Doon Group of Institute is situated in Shyampur at 9th Milestone on the Haridwar-Rishikesh highway. The campus is easily accessible by public transport and is a mere 15 minute drive from downtown Rishikesh/ Haridwar and just under an hour from Dehra Dun.
The holy town of Rishikesh has the eminence of being the International capital of Yoga and meditation. Located in the foothills of the Himalayas on the banks of the River Ganges, Rishikesh is dotted with a number of ancient temples, ashrams and world renowned yoga and meditation centres. Not only devotees, but travellers from all parts of the world flock to the sacred town for a deeper understanding of meditation.
At the ashrams in Rishikesh, visitors can attend lectures and courses offered by celebrated yoga and meditation experts. Apart from Hindu shrines, the town of Rishikesh also invites adventure lovers from all around. It is also the ideal gateway for a pilgrim chardham yatra, that includes travelling to Yamunotri, Gangotri, Badrinath and Kedarnath.
Rishikesh Ganga Aarti
Evening in Rishikesh are for sitting by the Ganges and while away your time. Later in the evening, you headed towards Parmarth Niketan Ashram to witness the daily evening ritual of Ganga Aarti. The aarti is a pleasant ritual of worshipping the Ganga. Around 50-100 people visit the aarti on any day. You have witnessed Ganga Aarati in other places like Haridwar and Varanasi too, but they are a crowded noisy ritual with loud screaming speakers, people troubling you to make donations or hawkers trying to sell something highly overpriced. The Aarti at Rishikesh is a contrast to it, held in a small place with a few people and is a relatively quite affair. You can sit quietly in a corner and witness the ritual or join the crowds singing Bhajans with them.

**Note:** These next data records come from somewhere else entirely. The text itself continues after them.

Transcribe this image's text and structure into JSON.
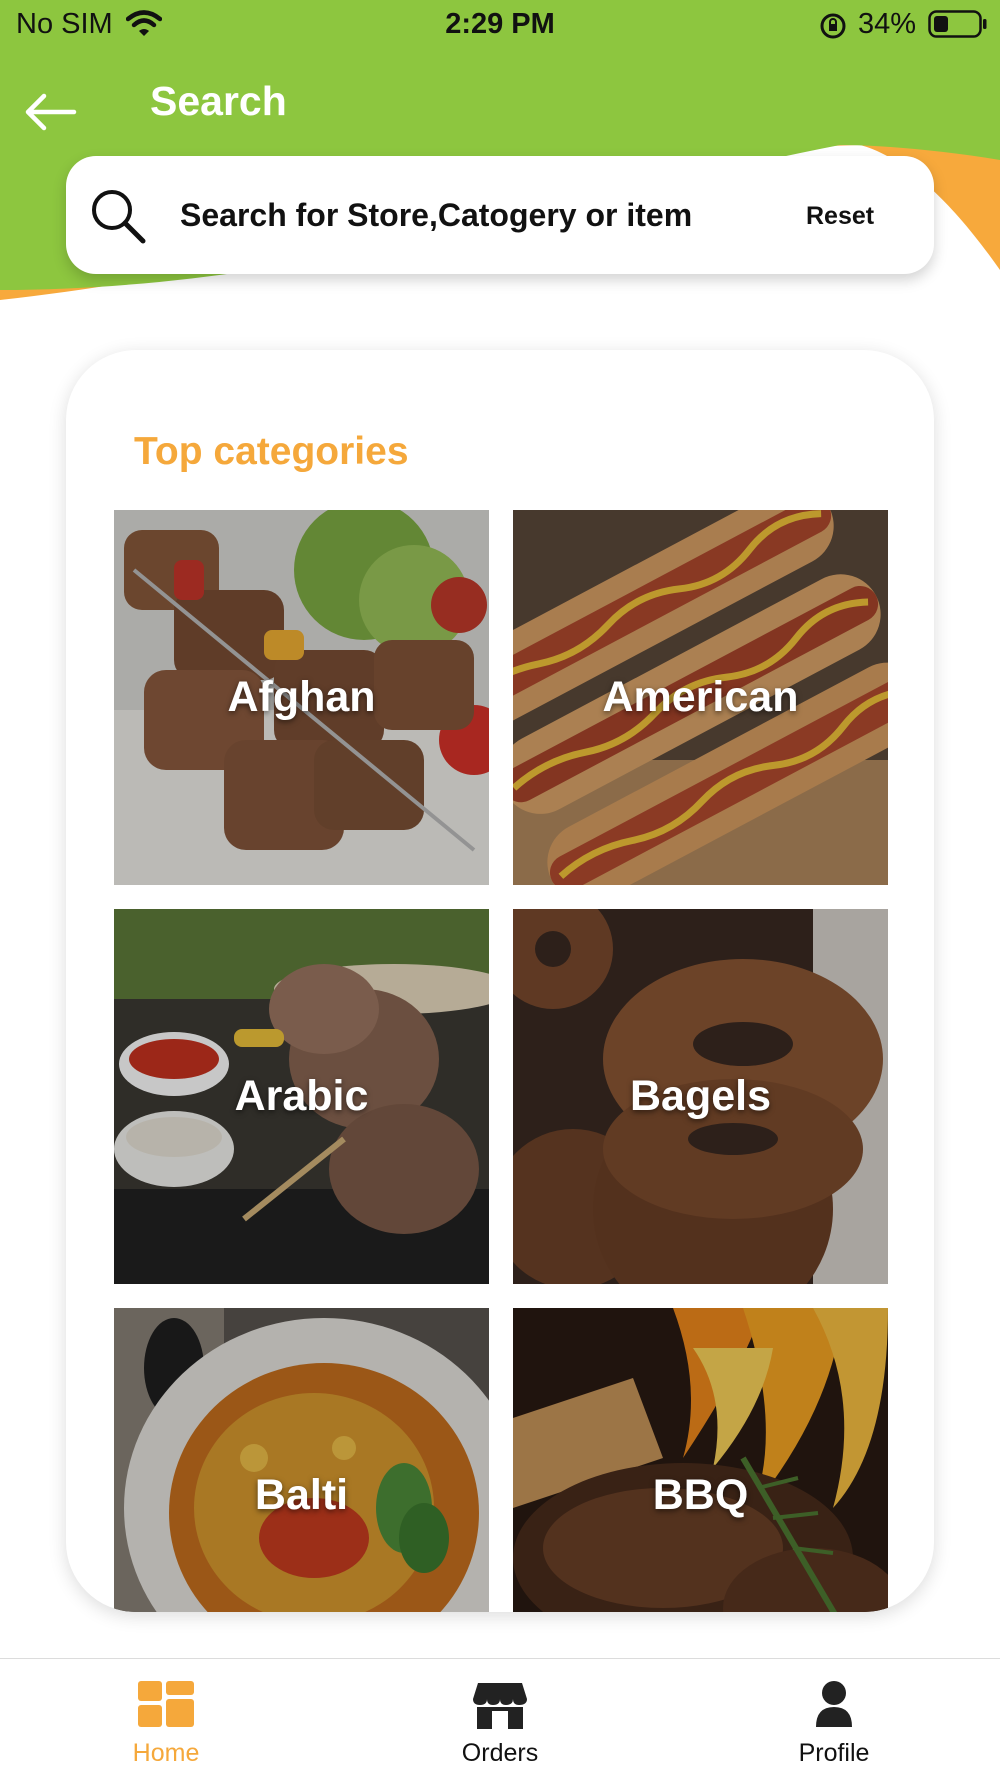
{
  "colors": {
    "header_green": "#8dc63f",
    "accent_orange": "#f5a83b",
    "background": "#ffffff"
  },
  "status_bar": {
    "carrier": "No SIM",
    "time": "2:29 PM",
    "battery": "34%"
  },
  "header": {
    "title": "Search",
    "back_icon": "arrow-left-icon"
  },
  "search": {
    "placeholder": "Search for Store,Catogery or item",
    "value": "",
    "reset_label": "Reset"
  },
  "categories": {
    "title": "Top categories",
    "items": [
      {
        "label": "Afghan"
      },
      {
        "label": "American"
      },
      {
        "label": "Arabic"
      },
      {
        "label": "Bagels"
      },
      {
        "label": "Balti"
      },
      {
        "label": "BBQ"
      }
    ]
  },
  "nav": {
    "items": [
      {
        "label": "Home",
        "icon": "dashboard-icon",
        "active": true
      },
      {
        "label": "Orders",
        "icon": "store-icon",
        "active": false
      },
      {
        "label": "Profile",
        "icon": "person-icon",
        "active": false
      }
    ]
  }
}
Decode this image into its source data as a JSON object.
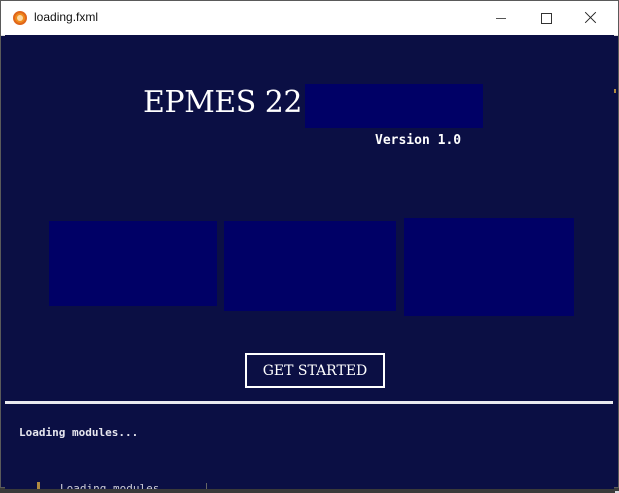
{
  "window": {
    "title": "loading.fxml",
    "app_icon": "app-logo-icon"
  },
  "controls": {
    "minimize_icon": "minimize-icon",
    "maximize_icon": "maximize-icon",
    "close_icon": "close-icon"
  },
  "splash": {
    "app_name": "EPMES 22",
    "version": "Version 1.0",
    "get_started_label": "GET STARTED"
  },
  "loading": {
    "status": "Loading modules...",
    "ghost_status": "Loading modules",
    "progress": 1.0
  },
  "colors": {
    "background": "#0b0f44",
    "panel": "#000066",
    "text": "#ffffff"
  }
}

The Aarti happens at a very picturesque place on the banks of Ganga, in front of a Shiva statue built on the river. You see some activity beginning at the riverbank around 5pm. People start cleaning up the area, lay carpets in preparation for the aarati. A few people are seen selling deep or diya - a flower bowl with a wick lamp to be floated down the river during the Aarti after prayers.Terivani Ghat Ganga Aarti. It starts at 5.30pm, with children studying Veda, the Bhajan singers and the performers walking into the ghat in front of Parmarth Niketan. It begins with Bhajans and prayers for Gangaji and Shiva.
It is interesting to watch the children as the ritual progresses. They look bright and alive in their saffron robes. Some of them appear oblivious of the whole thing and drift into their own world. A few start a conversation within themselves. Some continue singing the Bhajans with an uninterested face and a few are motionless, just sitting there or staring blankly. There are some who are completely immersed in the Bhajans and join everyone with full enthusiasm, singing and clapping loudly with the rhythm. As the sun sets and it gets slightly darker, the Shiva statue is lighted up and it looks beautiful. The Aarti continues with lamps in various shapes and sizes lighted up, and passed on from people to people.